VAT Changes for the Construction Industry

June 2019

From 1st October 2019, VAT-registered subcontractors will no longer charge VAT on certain construction services to another VAT-registered business.  Instead, the customer will ‘self-account’ for any VAT due – this is known as the Reverse Charge.

The Reverse Charge is being introduced in the construction industry to tackle ‘missing trader fraud’. Missing trader fraud occurs when construction companies are formed and deliver services. Rather than pay the output VAT charged on their sales to HM Revenue and Customs (HMRC), they soon close the business and disappear with the VAT they collected from their customers.

The Reverse Charge rules will mean that the VAT will no longer flow around the supply chain and is not paid until it reaches an ‘end user’ or private individual.  

Current rules

Where a VAT registered subcontractor providing construction services, then the following VAT rates could apply:

The appropriate rate of VAT will be charged on the services provided by the subcontractor.  The customer will recover this VAT where entitled to do so.

Who will the Reverse Charge affect?

The Reverse Charge may apply when a VAT-registered construction business supplies construction services to another VAT-registered construction business.

For simplicity, the definition of the affected construction services, are broadly the same as those that apply to the Construction Industry Scheme (CIS scheme) but see below for more detail.

Contractors and sub-contractors who are likely to be affected may:

The Reverse Charge only applies to standard and reduced rated services. Zero rated services are unaffected.

Flowchart for deciding whether to apply the reverse charge

HMRC have produced a flowchart to help decide whether you should apply the reverse charge. 

Which building and construction services are affected by the Reverse Charge?

As we said earlier, services which are required to be reported through the CIS scheme may be subject to the new VAT rules.

These services are as follows:

Construction, alteration, repair, extension, demolition or dismantling of buildings or structures (whether permanent or not), including offshore installations.

This list is not exhaustive and indeed there are some exclusions to the affected supplies and rules regarding so-called ‘mixed supplies’.

Are there any exceptions to the Reverse Charge?

Firstly, it’s worth reiterating that the Reverse Charge may only apply where both parties are VAT registered. Consequently, if the customer is a member of the public, the Reverse Charge rules do not apply, and VAT should be charged to the individual as normal.

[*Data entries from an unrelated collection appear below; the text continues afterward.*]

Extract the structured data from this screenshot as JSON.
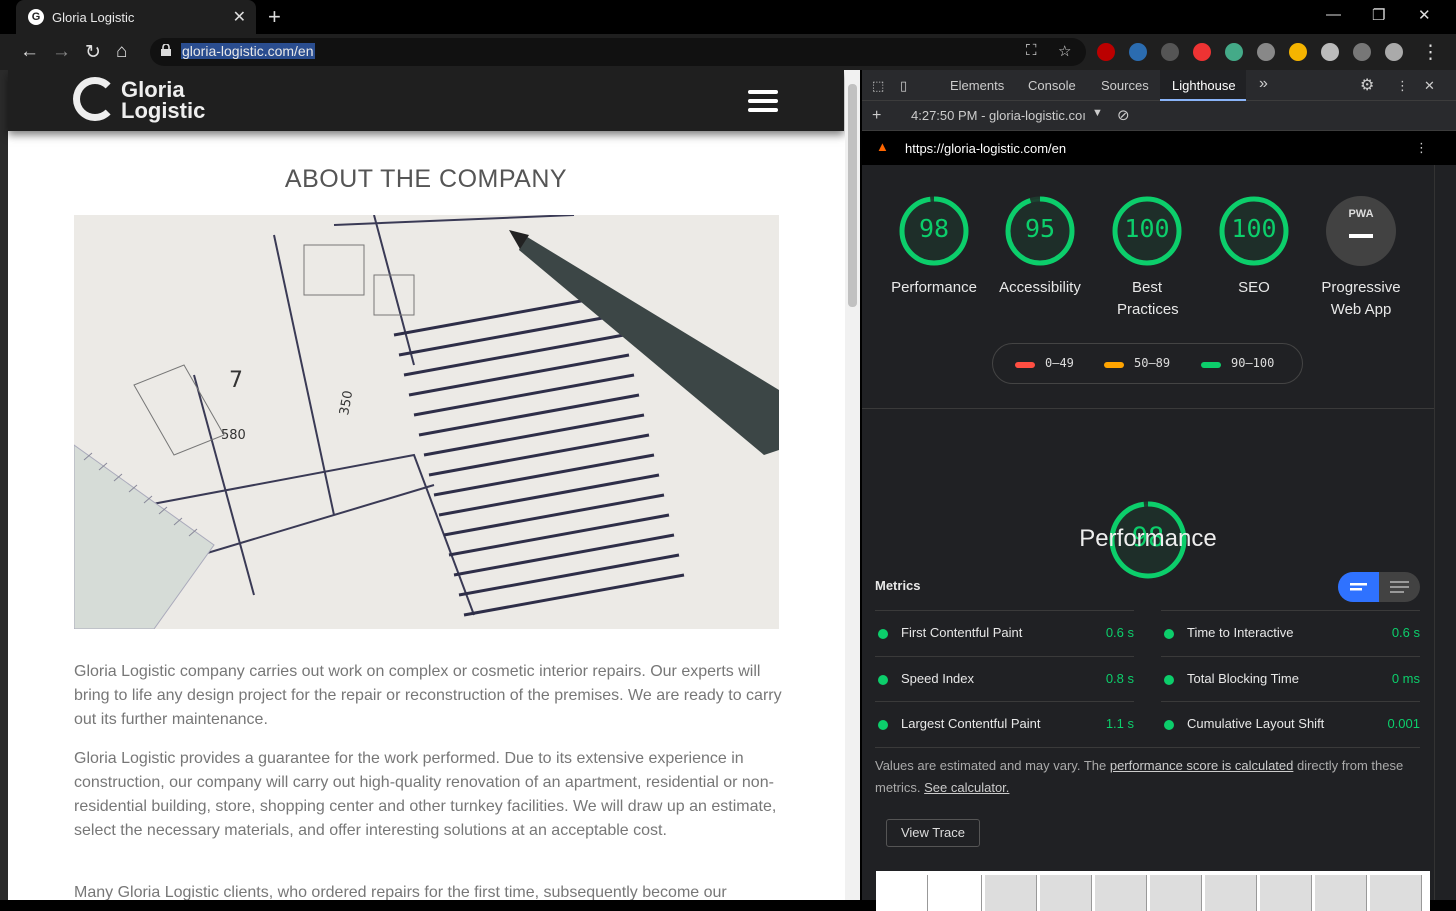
{
  "browser": {
    "tab_title": "Gloria Logistic",
    "tab_favicon": "G",
    "new_tab_label": "+",
    "url": "gloria-logistic.com/en"
  },
  "page": {
    "logo_line1": "Gloria",
    "logo_line2": "Logistic",
    "heading": "ABOUT THE COMPANY",
    "paragraphs": [
      "Gloria Logistic company carries out work on complex or cosmetic interior repairs. Our experts will bring to life any design project for the repair or reconstruction of the premises. We are ready to carry out its further maintenance.",
      "Gloria Logistic provides a guarantee for the work performed. Due to its extensive experience in construction, our company will carry out high-quality renovation of an apartment, residential or non-residential building, store, shopping center and other turnkey facilities. We will draw up an estimate, select the necessary materials, and offer interesting solutions at an acceptable cost.",
      "Many Gloria Logistic clients, who ordered repairs for the first time, subsequently become our"
    ]
  },
  "devtools": {
    "tabs": [
      "Elements",
      "Console",
      "Sources",
      "Lighthouse"
    ],
    "more_tabs": "»",
    "report_time": "4:27:50 PM - gloria-logistic.coı",
    "audited_url": "https://gloria-logistic.com/en",
    "scores": [
      {
        "value": "98",
        "label": "Performance",
        "score": 0.98
      },
      {
        "value": "95",
        "label": "Accessibility",
        "score": 0.95
      },
      {
        "value": "100",
        "label": "Best Practices",
        "score": 1.0
      },
      {
        "value": "100",
        "label": "SEO",
        "score": 1.0
      }
    ],
    "pwa": {
      "badge": "PWA",
      "label": "Progressive Web App"
    },
    "legend": [
      {
        "range": "0–49",
        "color": "#ff4e42"
      },
      {
        "range": "50–89",
        "color": "#ffa400"
      },
      {
        "range": "90–100",
        "color": "#0cce6b"
      }
    ],
    "performance": {
      "score_value": "98",
      "score": 0.98,
      "title": "Performance",
      "metrics_title": "Metrics",
      "metrics": [
        {
          "name": "First Contentful Paint",
          "value": "0.6 s"
        },
        {
          "name": "Time to Interactive",
          "value": "0.6 s"
        },
        {
          "name": "Speed Index",
          "value": "0.8 s"
        },
        {
          "name": "Total Blocking Time",
          "value": "0 ms"
        },
        {
          "name": "Largest Contentful Paint",
          "value": "1.1 s"
        },
        {
          "name": "Cumulative Layout Shift",
          "value": "0.001"
        }
      ],
      "note_before": "Values are estimated and may vary. The ",
      "note_link1": "performance score is calculated",
      "note_middle": " directly from these metrics. ",
      "note_link2": "See calculator.",
      "view_trace": "View Trace"
    }
  },
  "colors": {
    "pass": "#0cce6b",
    "accent": "#2f72ff",
    "selection": "#2a4d8f"
  }
}
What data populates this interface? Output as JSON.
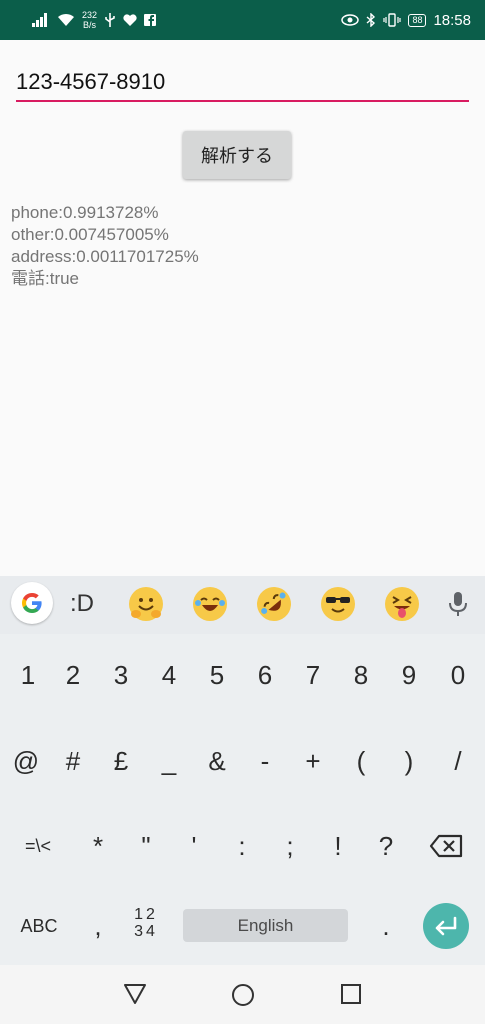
{
  "status_bar": {
    "speed_value": "232",
    "speed_unit": "B/s",
    "battery": "88",
    "time": "18:58"
  },
  "input": {
    "value": "123-4567-8910"
  },
  "analyze_button": {
    "label": "解析する"
  },
  "results": [
    "phone:0.9913728%",
    "other:0.007457005%",
    "address:0.0011701725%",
    "電話:true"
  ],
  "suggestions": {
    "text": ":D",
    "emojis": [
      "hugging-face-icon",
      "laughing-tears-icon",
      "rolling-laughing-icon",
      "sunglasses-face-icon",
      "tongue-squint-icon"
    ]
  },
  "keyboard": {
    "row1": [
      "1",
      "2",
      "3",
      "4",
      "5",
      "6",
      "7",
      "8",
      "9",
      "0"
    ],
    "row2": [
      "@",
      "#",
      "£",
      "_",
      "&",
      "-",
      "+",
      "(",
      ")",
      "/"
    ],
    "row3": [
      "=\\<",
      "*",
      "\"",
      "'",
      ":",
      ";",
      "!",
      "?"
    ],
    "abc_label": "ABC",
    "comma": ",",
    "numpad_top": "12",
    "numpad_bottom": "34",
    "space_label": "English",
    "period": "."
  },
  "colors": {
    "status_bar": "#0b5e4a",
    "accent": "#d81b60",
    "enter": "#4db6ac"
  }
}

Otherwise, the main exception to the new reverse charge rules is where the recipient of the services is an ‘end user’ – someone who receives the construction services but does not supply them on. For example, the person who owns the property being worked on would be an ‘end user’.

An example of an ‘end user’

The construction of a new factory

The VAT-registered subcontractors invoice a main contractor for their services. The main contractor invoices the factory owner for the overall construction work.  

The VAT-registered subcontractors will not charge VAT on their invoices to the main contractor, who will instead account for the VAT on its own VAT return under the reverse charge.

Although the factory owner may be registered for VAT, the main contractor will charge VAT on the services provided to the factory owner, because the factory owner meets the definition of an ‘end user’.

What happens to services spanning 1st October 2019?

For services spanning the 1st October 2019, the treatment will depend on the ‘tax point’ of the services.  This is the earlier of:

Where the tax point is before 1st October 2019 the normal rules will apply.  Where the tax point is on or after 1st October 2019 then the Reverse Charge will apply.

How should the Reverse Charge be shown on invoices?

Supplier

The invoice will show the sale as zero rated and wording will need to be added to highlight that the sale is under the Reverse Charge such as:

‘Reverse charge: Customer to pay the VAT to HMRC’

HMRC has other examples of acceptable wording to include on your invoice.

How do you complete a Reverse Charge VAT return?

Supplier

The sale will be entered in box 6 of the return. No output VAT will be charged or shown in box 1 of the VAT return.

Customer

The customer will have two entries to include on their VAT return:

  1. Deemed output VAT will be accounted for on the value of the invoice and added to box 1 of the VAT return (nothing will be entered in box 6 for the transaction)
  2. The value of the invoice will be entered in box 7, as a normal purchase would be. Deemed input VAT will also be accounted for and added to box 4

The value added to boxes 1 and 4 will be the same, so there should be no overall impact to the customer’s VAT liability.

Is there anything I should do to prepare for the Reverse Charge?

How TaxAssist Accountants can help

We would be happy to discuss your affairs in more detail and can look after your bookkeeping needs and/ or complete your VAT return for you. Our software is compliant with Making Tax Digital.

We can also look after your CIS returns to HMRC and supply payment and deductions statements to your subcontractors.